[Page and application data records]
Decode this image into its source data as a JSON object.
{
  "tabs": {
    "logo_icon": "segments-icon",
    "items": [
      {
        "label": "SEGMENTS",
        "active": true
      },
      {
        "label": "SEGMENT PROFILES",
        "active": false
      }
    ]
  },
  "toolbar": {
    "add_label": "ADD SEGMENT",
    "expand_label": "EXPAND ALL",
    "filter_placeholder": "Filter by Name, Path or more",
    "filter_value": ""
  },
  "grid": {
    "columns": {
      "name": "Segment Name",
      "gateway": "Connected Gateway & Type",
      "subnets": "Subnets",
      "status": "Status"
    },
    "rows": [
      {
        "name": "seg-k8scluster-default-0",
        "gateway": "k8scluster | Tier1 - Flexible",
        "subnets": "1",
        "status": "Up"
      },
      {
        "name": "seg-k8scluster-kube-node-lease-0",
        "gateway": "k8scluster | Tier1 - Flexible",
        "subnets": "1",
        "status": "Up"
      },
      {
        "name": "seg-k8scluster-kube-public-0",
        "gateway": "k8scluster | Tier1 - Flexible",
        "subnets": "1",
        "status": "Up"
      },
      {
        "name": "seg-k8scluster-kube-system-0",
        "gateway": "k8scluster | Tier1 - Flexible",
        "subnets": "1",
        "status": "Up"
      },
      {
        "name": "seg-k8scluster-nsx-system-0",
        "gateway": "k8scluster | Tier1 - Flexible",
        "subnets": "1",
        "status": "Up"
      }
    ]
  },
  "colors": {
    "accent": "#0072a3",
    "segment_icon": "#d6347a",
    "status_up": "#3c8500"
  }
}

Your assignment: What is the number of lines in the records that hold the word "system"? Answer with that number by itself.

Exercise output: 2